  • Etihad Airways has told its pilots they can join rival Emirates on a temporary basis for two years
  • The agreement is also likely to help Emirates, where a pilot shortage forced it to cancel some flights this summer

DUBAI: Etihad Airways has told its pilots they can join rival Emirates on a temporary basis for two years, according to an internal Etihad email seen by Reuters, as the downsizing of the Abu Dhabi carrier’s operations helps fill a pilot shortage for Dubai’s Emirates.
Etihad, which last week reported a $1.5 billion annual loss, has been overhauling its business since 2016, replacing its top executive, dropping unprofitable routes and shrinking its fleet.
The agreement is also likely to help Emirates, where a pilot shortage forced it to cancel some flights this summer. Management had said the shortage was a short-term issue.
In the email, Etihad said pilots who join Emirates on a two-year secondment would be placed on a leave of absence, retain seniority at Etihad, and receive their salary and full benefits from the Dubai airline.
Pilots were asked in the email to register a non-binding expression of interest and told that Emirates’ recruitment team would meet with pilots at Etihad’s offices.
Two sources separately told Reuters that Etihad had emailed staff announcing the agreement with Emirates.
An Etihad spokesman told Reuters secondment programs were common practice among airlines, enabling the effective management of pilot resources.
“This is something Etihad Airways has done for several years with partner airlines around the world,” the spokesman said.
An Emirates spokeswoman told Reuters the airline was “working with Etihad on a secondment program for some of their pilots.”
It was not immediately clear how many pilots would be offered temporary employment at Emirates and the email stated that any pilots applying for the secondment would need to complete Emirates’ training program.
Etihad employs 2,200 pilots, according to the airline spokesman. Reuters reported in January that Etihad had offered up to 18 months unpaid leave to pilots.

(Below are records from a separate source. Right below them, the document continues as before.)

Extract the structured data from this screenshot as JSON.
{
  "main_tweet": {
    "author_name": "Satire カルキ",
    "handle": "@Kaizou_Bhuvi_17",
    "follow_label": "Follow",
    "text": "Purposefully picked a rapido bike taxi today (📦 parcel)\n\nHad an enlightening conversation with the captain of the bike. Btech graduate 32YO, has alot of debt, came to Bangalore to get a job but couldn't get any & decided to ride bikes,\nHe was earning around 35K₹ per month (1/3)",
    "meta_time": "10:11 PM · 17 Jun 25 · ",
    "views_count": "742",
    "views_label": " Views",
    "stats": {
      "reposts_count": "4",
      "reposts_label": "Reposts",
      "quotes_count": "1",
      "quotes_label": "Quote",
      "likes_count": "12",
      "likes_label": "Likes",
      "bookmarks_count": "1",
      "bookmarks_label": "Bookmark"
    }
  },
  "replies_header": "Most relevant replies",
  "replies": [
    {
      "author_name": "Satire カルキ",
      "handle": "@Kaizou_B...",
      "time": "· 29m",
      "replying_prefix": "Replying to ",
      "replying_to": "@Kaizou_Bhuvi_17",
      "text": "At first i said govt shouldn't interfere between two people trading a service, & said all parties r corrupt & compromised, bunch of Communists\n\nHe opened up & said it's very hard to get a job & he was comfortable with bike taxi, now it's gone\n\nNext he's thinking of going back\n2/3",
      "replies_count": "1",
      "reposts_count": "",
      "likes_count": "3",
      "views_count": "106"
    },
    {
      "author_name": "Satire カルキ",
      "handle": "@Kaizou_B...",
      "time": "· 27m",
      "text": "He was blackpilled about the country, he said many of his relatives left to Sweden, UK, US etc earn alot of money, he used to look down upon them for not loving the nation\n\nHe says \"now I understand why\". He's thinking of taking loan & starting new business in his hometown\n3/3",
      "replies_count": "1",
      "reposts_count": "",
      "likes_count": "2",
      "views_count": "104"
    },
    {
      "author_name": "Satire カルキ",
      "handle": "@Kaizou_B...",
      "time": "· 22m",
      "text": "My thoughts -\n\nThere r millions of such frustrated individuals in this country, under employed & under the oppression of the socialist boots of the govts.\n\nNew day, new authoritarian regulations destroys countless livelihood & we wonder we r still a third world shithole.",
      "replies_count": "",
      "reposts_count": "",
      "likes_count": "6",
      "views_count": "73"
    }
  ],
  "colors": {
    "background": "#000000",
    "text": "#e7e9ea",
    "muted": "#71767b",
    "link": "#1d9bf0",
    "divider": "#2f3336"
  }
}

Emirates and Etihad have been exploring closer ties and signed a security pact in January, the first agreement between the United Arab Emirates (UAE) based airlines. Emirates has since said that a closer relationship was not about a merger.
Emirates and Etihad, backed by their state owners, have competed developing global networks from their respective hubs in Dubai and Abu Dhabi that are just 128 kilometers apart.
Emirates is owned by the government of Dubai, and Etihad is owned by the government of Abu Dhabi.